Where in the records does the word "UnitPrice" occur? Copy each line in which it does.
Start of EXTRACTED DATA
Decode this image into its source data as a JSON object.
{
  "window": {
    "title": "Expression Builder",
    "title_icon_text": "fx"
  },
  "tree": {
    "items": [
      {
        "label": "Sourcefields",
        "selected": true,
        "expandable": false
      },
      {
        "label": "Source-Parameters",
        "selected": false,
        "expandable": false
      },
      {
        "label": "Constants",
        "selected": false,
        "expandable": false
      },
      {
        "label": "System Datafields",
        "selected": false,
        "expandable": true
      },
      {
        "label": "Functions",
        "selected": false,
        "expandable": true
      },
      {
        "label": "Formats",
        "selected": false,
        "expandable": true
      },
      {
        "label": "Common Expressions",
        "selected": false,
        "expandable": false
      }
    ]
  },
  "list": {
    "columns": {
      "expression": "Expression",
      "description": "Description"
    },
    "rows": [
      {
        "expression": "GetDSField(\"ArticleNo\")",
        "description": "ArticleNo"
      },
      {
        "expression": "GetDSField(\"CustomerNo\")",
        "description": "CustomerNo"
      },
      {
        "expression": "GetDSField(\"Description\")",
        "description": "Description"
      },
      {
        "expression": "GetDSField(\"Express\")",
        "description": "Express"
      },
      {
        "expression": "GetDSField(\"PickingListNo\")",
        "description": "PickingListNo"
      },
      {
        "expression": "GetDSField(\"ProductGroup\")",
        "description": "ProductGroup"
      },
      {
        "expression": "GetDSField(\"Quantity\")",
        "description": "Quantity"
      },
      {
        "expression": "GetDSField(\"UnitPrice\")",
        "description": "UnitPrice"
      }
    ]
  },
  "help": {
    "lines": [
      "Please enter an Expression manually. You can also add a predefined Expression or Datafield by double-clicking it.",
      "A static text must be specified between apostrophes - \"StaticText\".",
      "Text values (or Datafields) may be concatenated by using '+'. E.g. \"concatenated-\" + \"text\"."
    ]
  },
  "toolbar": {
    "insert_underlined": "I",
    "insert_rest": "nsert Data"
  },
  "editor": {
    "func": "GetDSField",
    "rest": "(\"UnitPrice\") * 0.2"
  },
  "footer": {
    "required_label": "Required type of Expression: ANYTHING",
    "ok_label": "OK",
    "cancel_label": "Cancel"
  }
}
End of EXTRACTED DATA
__REPLY TO THE EXERCISE__:
        "expression": "GetDSField(\"UnitPrice\")",
        "description": "UnitPrice"
    "rest": "(\"UnitPrice\") * 0.2"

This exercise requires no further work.